Clive Lewis, Labour MP for Norwich South, has been appointed Shadow Defence Secretary following a wave of more than 30 resignations from Jeremy Corbyn’s Shadow cabinet. This comes amidst calls for the leader to resign office. Lewis will be the fourth Shadow Defence Secretary in two years.
Many have resigned in protest at what they view to be Corbyn’s lacklustre performance during the campaign to remain a part of the European Union. Despite the Labour party officially campaigning for Remain, many traditional Labour voters chose to leave the EU.
Jeremy Corbyn shocked his MPs today by accusing them of ‘factional’ infighting as he faced mass resignations. As the dozens of MPs who, until yesterday, made up the shadow cabinet and front bench shook their heads, he launched a defiant attack on them for trying to remove him from office. He has vowed he will not resign under any circumstances.
Lewis, elected in May 2015, has consistently supported Corbyn and was one of the 36 Labour MPs to nominate him for last year’s leadership election. Many commentators have suggested that this support and Lewis’ previous military experience in Afghanistan led Corbyn to offer Lewis the role, in the wake of cross-party criticism of the Labour leader’s referendum campaign.
The apparent disorganisation and apathy on Corbyn’s part in relation to the Remain campaign have led some to doubt his ability to head a united Labour Party, and consequently lead the party through the expected autumn General Election.
In a statement published to Facebook on Sunday night, Lewis criticised those calling for Corbyn to stand down, insinuating that there are currently larger concerns in British politics: “I am disappointed that, in this time of political crisis, the opportunity has been taken by a small minority of my colleagues to challenge Jeremy Corbyn’s role as leader of the Labour Party. This is no time for disunity and in-fighting. With the Tory Party imploding in front of us, having been shamefully divided throughout the EU campaign, now more than ever we should be coming together and showing we’re above such divisive and petty politics.
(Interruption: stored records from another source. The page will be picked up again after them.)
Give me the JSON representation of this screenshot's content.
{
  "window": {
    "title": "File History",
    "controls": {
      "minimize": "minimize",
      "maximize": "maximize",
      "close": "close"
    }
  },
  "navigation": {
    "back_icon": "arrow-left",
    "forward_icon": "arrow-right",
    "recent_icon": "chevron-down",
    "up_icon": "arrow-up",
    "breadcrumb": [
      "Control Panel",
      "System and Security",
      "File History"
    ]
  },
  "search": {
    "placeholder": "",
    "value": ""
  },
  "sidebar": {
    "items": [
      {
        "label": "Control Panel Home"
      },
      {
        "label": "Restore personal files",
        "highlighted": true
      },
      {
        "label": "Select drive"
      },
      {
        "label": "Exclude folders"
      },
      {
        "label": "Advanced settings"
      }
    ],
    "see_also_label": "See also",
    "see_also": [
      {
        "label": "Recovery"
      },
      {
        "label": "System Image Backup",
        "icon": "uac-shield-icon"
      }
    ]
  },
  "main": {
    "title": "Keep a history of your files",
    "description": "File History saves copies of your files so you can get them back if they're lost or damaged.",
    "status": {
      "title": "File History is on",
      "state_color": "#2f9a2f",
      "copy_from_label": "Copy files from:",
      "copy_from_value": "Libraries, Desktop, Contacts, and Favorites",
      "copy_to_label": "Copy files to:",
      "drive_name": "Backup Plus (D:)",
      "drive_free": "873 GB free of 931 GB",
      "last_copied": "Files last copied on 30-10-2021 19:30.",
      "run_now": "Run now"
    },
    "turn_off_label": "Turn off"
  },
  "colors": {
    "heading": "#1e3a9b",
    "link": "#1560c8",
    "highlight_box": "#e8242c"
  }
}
I urge colleagues in the PLP not to support this ill-timed motion to oust Jeremy as our leader, but rather to unite behind him and allow us to become the effective opposition party our voters deserve at this time when so much is at stake. We need to be reaching out to the millions of Labour voters who voted us out of the EU, listen to them and work together to find the solutions we need. If we don’t, others with more insidious politics will, and that would bode an unimaginable and dangerous shift to the right. We can not allow that to happen.”
The Norwich South MP also tweeted to say that he was “pleased to see” a petition calling on Labour MPs to support Corbyn had over 150,000 signatures and encouraged followers to sign.
However, the Labour Party crisis took a comic turn as Lewis was not present at the House of Commons on Monday, owing to attending the Glastonbury Festival at the weekend, which led to some mocking from the front benches.
John Woodcock, the chairman of the Parliamentary Labour Party (PLP) defence committee wrote, “I should therefore speak from the despatch box in the event that the new shadow defence secretary you have appointed today does not make it back from Glastonbury in time to hold the government to account.”
During defence questions, Michael Fallon said of his absence “I think he’s AWOL on his first parade. We welcome his service in uniform,” in a possible reference to Lewis’ three-month Afghanistan tour in 2009.